In its newest feature, announced on Tuesday, social media giant Facebook disclosed that it can now let you know when a photo of you has been posted -- even if you don't get tagged in the photo. Since new facial recognition technology is currently being added to devices and applications everywhere -- Apple's iPhone X is the perfect example here -- it comes as no great surprise that Facebook would be next to incorporate some kind of facial scanning in its own platform.
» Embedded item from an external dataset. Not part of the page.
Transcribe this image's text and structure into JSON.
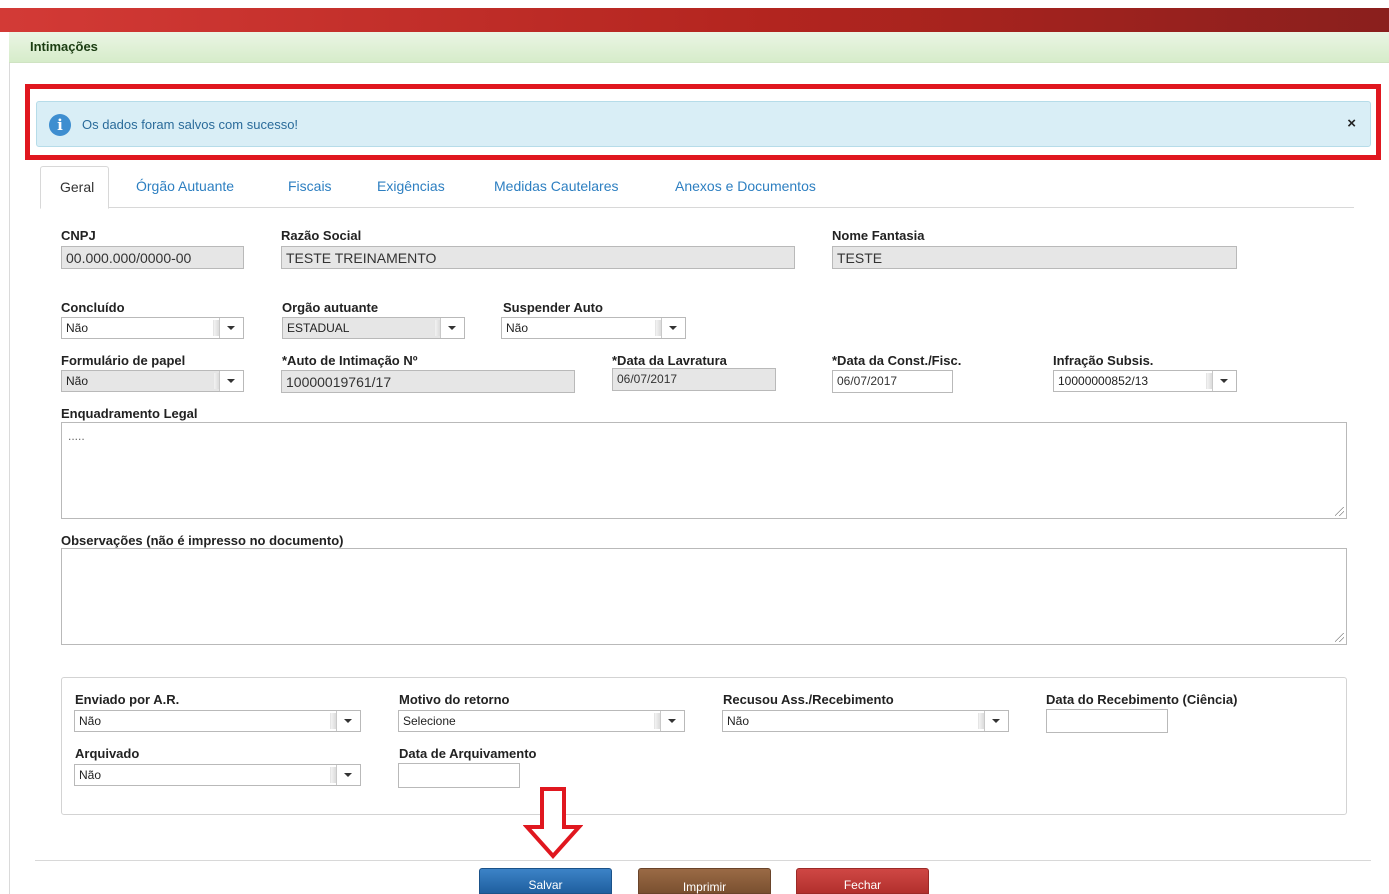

The new feature is meant to act as a control measure for one's image, ultimately, as users can now pinpoint exactly where and how they show up, all across social media. Although this is the first official announcement that the company is moving more intensely towards facial technology -- and perhaps farther away from previous forms of individual security as it skews more towards control over one's presence -- facial recognition has long been a part of Facebook's platform.
Suggestions of people to tag in photos is a feature that began as early as 2010. And apparently, those who opted out of suggested tags will automatically not have their face recognized. The new feature is largely an attempt to curb fake accounts and "catfishing," the act of using someone else's identity in an attempt to mislead others. It's also meant to help improve accessibility to the visually impaired -- those looking at a screen-reader for information can hear their friends identified by name rather than simply by description.
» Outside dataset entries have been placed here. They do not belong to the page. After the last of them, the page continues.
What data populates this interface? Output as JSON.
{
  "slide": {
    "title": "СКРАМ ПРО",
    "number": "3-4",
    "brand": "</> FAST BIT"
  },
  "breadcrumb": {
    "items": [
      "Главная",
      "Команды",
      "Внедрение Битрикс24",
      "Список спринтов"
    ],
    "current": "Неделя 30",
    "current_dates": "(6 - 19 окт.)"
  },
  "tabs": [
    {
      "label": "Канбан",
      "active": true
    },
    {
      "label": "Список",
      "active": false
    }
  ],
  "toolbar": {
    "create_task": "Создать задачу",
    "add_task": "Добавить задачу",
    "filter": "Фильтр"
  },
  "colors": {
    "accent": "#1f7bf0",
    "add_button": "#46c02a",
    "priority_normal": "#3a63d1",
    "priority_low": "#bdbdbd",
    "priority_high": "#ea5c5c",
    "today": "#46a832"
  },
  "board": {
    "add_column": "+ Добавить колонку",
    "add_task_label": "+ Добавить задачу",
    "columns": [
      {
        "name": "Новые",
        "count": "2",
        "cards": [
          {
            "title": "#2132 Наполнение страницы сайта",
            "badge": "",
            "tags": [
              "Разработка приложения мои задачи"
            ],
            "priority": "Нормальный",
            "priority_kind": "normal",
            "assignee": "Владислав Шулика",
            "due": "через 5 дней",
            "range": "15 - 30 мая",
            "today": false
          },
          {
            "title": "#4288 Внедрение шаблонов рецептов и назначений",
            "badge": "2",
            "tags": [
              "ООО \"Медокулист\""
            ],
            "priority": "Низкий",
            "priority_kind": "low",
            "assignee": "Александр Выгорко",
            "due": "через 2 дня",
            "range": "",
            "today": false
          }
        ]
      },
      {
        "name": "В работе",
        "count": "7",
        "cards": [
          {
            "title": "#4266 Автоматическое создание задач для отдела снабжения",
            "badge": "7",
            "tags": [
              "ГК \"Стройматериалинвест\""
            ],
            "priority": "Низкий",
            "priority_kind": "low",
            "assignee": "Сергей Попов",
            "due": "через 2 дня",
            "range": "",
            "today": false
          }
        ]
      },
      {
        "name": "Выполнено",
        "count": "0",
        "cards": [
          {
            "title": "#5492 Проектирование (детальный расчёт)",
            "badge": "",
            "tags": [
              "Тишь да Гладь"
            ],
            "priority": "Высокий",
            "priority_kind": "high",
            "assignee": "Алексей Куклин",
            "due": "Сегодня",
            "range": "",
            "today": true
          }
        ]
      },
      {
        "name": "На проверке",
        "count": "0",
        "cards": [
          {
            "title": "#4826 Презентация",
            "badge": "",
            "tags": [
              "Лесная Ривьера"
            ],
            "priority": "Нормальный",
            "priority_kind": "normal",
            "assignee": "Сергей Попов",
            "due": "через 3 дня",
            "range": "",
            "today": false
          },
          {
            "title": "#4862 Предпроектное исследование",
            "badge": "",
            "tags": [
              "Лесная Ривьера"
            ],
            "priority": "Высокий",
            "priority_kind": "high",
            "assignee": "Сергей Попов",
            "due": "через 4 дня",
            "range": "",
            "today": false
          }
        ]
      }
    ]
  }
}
However, the new feature naturally raises concerns about how Facebook is becoming a powerhouse of important, intensely personal data. As an article in AdAge points out:
"You can also look at this as a creepy reminder of exactly how much Facebook knows about you. (Creeped-out users can opt out of this new tool.)"
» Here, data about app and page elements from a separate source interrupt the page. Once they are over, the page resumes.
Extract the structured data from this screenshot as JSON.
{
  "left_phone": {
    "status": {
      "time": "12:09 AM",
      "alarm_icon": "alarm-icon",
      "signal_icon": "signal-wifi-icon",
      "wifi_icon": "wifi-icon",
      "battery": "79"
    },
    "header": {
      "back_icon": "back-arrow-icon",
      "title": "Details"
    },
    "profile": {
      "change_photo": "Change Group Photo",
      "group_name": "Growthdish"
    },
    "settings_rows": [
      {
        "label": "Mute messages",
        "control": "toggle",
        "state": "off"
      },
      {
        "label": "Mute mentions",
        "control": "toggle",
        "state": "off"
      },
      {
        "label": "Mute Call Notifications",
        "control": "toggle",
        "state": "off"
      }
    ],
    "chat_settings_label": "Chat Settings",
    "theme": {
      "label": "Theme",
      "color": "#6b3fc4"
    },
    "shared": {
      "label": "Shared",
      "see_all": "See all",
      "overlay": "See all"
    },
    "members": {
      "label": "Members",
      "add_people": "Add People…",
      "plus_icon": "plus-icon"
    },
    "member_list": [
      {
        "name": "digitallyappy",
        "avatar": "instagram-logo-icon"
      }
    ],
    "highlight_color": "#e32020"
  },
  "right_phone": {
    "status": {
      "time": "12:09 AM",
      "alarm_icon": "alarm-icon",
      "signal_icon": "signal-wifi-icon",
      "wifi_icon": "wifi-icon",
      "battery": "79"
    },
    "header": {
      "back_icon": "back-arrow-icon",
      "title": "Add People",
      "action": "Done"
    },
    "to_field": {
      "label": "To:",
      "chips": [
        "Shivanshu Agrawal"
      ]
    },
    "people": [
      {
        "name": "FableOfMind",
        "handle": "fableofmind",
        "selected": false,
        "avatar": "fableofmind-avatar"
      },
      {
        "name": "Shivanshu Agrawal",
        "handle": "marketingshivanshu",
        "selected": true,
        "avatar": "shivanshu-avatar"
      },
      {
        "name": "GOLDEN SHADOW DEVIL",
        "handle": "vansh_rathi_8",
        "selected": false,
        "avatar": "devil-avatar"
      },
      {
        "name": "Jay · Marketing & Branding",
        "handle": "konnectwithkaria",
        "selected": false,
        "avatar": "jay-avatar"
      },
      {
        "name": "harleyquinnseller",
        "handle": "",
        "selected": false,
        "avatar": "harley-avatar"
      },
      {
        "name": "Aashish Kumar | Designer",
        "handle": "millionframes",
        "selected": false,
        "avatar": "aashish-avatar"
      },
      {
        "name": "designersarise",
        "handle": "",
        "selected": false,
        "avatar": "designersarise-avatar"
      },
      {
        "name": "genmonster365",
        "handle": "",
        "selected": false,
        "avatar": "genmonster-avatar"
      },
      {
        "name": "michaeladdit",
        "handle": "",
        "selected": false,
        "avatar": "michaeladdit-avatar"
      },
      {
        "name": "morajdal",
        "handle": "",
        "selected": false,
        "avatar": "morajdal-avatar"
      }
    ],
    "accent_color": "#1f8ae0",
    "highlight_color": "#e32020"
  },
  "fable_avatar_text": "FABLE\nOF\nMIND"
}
Now that more and more tech companies are moving towards facial recognition technology, it can feel difficult to escape the inevitable: that we have to trust these tech corporations with our faces, fingerprints, and more.
The most recently announced features begin their official appearance on Tuesday. Currently, facial recognition features on Facebook are not yet allowed in Canada or Europe, although they are in the United States. Countries which have not yet permitted the technology have voiced concerns about the facial recognition data, and how the company complies with various privacy laws overall.